What the exercise asks
Repeat the data exactly, please.

Data records for software interfaces
########################################

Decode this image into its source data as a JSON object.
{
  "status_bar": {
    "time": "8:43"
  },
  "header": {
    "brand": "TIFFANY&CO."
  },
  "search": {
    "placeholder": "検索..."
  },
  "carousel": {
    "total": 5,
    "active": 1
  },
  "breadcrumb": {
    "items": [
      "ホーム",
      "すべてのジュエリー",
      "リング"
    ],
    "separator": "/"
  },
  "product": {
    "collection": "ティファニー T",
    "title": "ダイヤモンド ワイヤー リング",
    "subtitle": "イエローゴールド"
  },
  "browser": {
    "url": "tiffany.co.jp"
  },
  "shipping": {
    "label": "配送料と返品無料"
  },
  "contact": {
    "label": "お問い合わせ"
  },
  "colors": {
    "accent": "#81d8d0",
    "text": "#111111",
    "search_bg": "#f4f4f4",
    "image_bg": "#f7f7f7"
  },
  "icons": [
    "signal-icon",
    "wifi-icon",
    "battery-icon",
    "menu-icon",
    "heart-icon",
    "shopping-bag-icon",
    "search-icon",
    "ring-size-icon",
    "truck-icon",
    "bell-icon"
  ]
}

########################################

Your solution
Decode this image into its source data as a JSON object.
{
  "status_bar": {
    "time": "8:43"
  },
  "header": {
    "brand": "TIFFANY&CO."
  },
  "search": {
    "placeholder": "検索..."
  },
  "carousel": {
    "total": 5,
    "active": 1
  },
  "breadcrumb": {
    "items": [
      "ホーム",
      "すべてのジュエリー",
      "リング"
    ],
    "separator": "/"
  },
  "product": {
    "collection": "ティファニー T",
    "title": "ダイヤモンド ワイヤー リング",
    "subtitle": "イエローゴールド"
  },
  "browser": {
    "url": "tiffany.co.jp"
  },
  "shipping": {
    "label": "配送料と返品無料"
  },
  "contact": {
    "label": "お問い合わせ"
  },
  "colors": {
    "accent": "#81d8d0",
    "text": "#111111",
    "search_bg": "#f4f4f4",
    "image_bg": "#f7f7f7"
  },
  "icons": [
    "signal-icon",
    "wifi-icon",
    "battery-icon",
    "menu-icon",
    "heart-icon",
    "shopping-bag-icon",
    "search-icon",
    "ring-size-icon",
    "truck-icon",
    "bell-icon"
  ]
}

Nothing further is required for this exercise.